The fifth estate report also pointed out Vause's connection to an anti-drug figure in the United States named Virgil Miller Newton, an Antiochian Orthodox priest who ran a group of drug rehab facilities in New Jersey in the 1980s. Newton was initially praised for his efforts, but was disgraced after it was found that his programs instituted a tortuous regimen of sleep deprivation, solitary confinement, and frequent beatings on his young patients; several of them have sued Newton, receiving settlements of up to $16 million. The fifth estate and former AARC volunteers claimed that after Newton's clinics were shut down, Vause—a protégé of Newton's -- travelled to Canada and mimicked Newton's methodology when founding the Alberta clinic.
Excerpt From CBC Website
"Since the fifth estate’s Powerless programme was broadcast on 13 February 2009, AARC provided CBC with an affidavit it obtained from one of its clients, Scott Fowkes, stating that he lied to CBC, and made untrue and inaccurate statements about AARC in the programme. CBC has not been able to contact Mr. Fowkes to review his overall position in light of this and the information he provided earlier.
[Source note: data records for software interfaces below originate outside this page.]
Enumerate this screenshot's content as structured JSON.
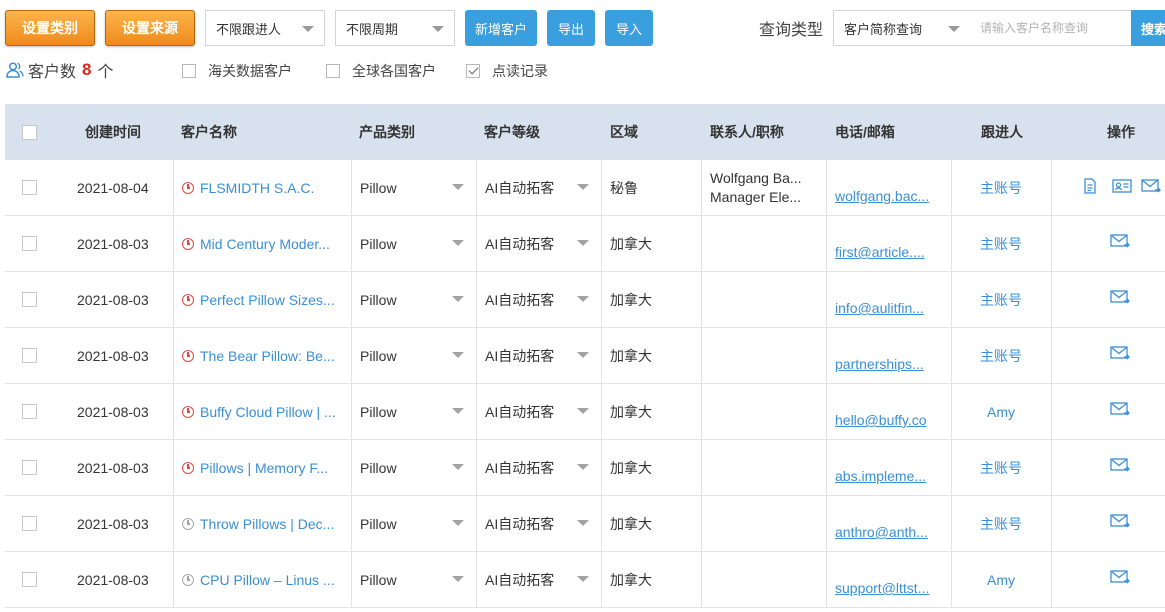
{
  "toolbar": {
    "set_category": "设置类别",
    "set_source": "设置来源",
    "follower_select": "不限跟进人",
    "period_select": "不限周期",
    "add_customer": "新增客户",
    "export": "导出",
    "import": "导入",
    "query_type_label": "查询类型",
    "query_type_select": "客户简称查询",
    "search_placeholder": "请输入客户名称查询",
    "search_button": "搜索"
  },
  "summary": {
    "label": "客户数",
    "count": "8",
    "unit": "个",
    "filters": [
      {
        "label": "海关数据客户",
        "checked": false
      },
      {
        "label": "全球各国客户",
        "checked": false
      },
      {
        "label": "点读记录",
        "checked": true
      }
    ]
  },
  "table": {
    "headers": {
      "created": "创建时间",
      "name": "客户名称",
      "product": "产品类别",
      "level": "客户等级",
      "region": "区域",
      "contact": "联系人/职称",
      "phone_email": "电话/邮箱",
      "follower": "跟进人",
      "action": "操作"
    },
    "rows": [
      {
        "date": "2021-08-04",
        "clock": "red",
        "name": "FLSMIDTH S.A.C.",
        "product": "Pillow",
        "level": "AI自动拓客",
        "region": "秘鲁",
        "contact_name": "Wolfgang Ba...",
        "contact_title": "Manager Ele...",
        "email": "wolfgang.bac...",
        "follower": "主账号"
      },
      {
        "date": "2021-08-03",
        "clock": "red",
        "name": "Mid Century Moder...",
        "product": "Pillow",
        "level": "AI自动拓客",
        "region": "加拿大",
        "contact_name": "",
        "contact_title": "",
        "email": "first@article....",
        "follower": "主账号"
      },
      {
        "date": "2021-08-03",
        "clock": "red",
        "name": "Perfect Pillow Sizes...",
        "product": "Pillow",
        "level": "AI自动拓客",
        "region": "加拿大",
        "contact_name": "",
        "contact_title": "",
        "email": "info@aulitfin...",
        "follower": "主账号"
      },
      {
        "date": "2021-08-03",
        "clock": "red",
        "name": "The Bear Pillow: Be...",
        "product": "Pillow",
        "level": "AI自动拓客",
        "region": "加拿大",
        "contact_name": "",
        "contact_title": "",
        "email": "partnerships...",
        "follower": "主账号"
      },
      {
        "date": "2021-08-03",
        "clock": "red",
        "name": "Buffy Cloud Pillow | ...",
        "product": "Pillow",
        "level": "AI自动拓客",
        "region": "加拿大",
        "contact_name": "",
        "contact_title": "",
        "email": "hello@buffy.co",
        "follower": "Amy"
      },
      {
        "date": "2021-08-03",
        "clock": "red",
        "name": "Pillows | Memory F...",
        "product": "Pillow",
        "level": "AI自动拓客",
        "region": "加拿大",
        "contact_name": "",
        "contact_title": "",
        "email": "abs.impleme...",
        "follower": "主账号"
      },
      {
        "date": "2021-08-03",
        "clock": "gray",
        "name": "Throw Pillows | Dec...",
        "product": "Pillow",
        "level": "AI自动拓客",
        "region": "加拿大",
        "contact_name": "",
        "contact_title": "",
        "email": "anthro@anth...",
        "follower": "主账号"
      },
      {
        "date": "2021-08-03",
        "clock": "gray",
        "name": "CPU Pillow – Linus ...",
        "product": "Pillow",
        "level": "AI自动拓客",
        "region": "加拿大",
        "contact_name": "",
        "contact_title": "",
        "email": "support@lttst...",
        "follower": "Amy"
      }
    ]
  },
  "colors": {
    "accent_blue": "#3a9fde",
    "link_blue": "#3a8fd6",
    "orange": "#f08a1c",
    "count_red": "#e0261f",
    "header_bg": "#d8e2ee"
  }
}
AARC has also sued four female sources, all of whom appeared in the programme. AARC alleges in those lawsuits that some aspects of the Powerless programme were inaccurate, including several of the statements made by former AARC clients, and broadcast by CBC. For legal reasons, AARC has not been able to provide the CBC with details from some of those lawsuits. Each of the sources is defending the actions. Some have filed counterclaims against AARC.
On 15 April 2011, AARC commenced a lawsuit against the CBC. The CBC is defending the action. In that lawsuit, AARC denies the suggestion that it failed to investigate reports of abuse." - http://www.cbc.ca/fifth/2008-2009/powerless/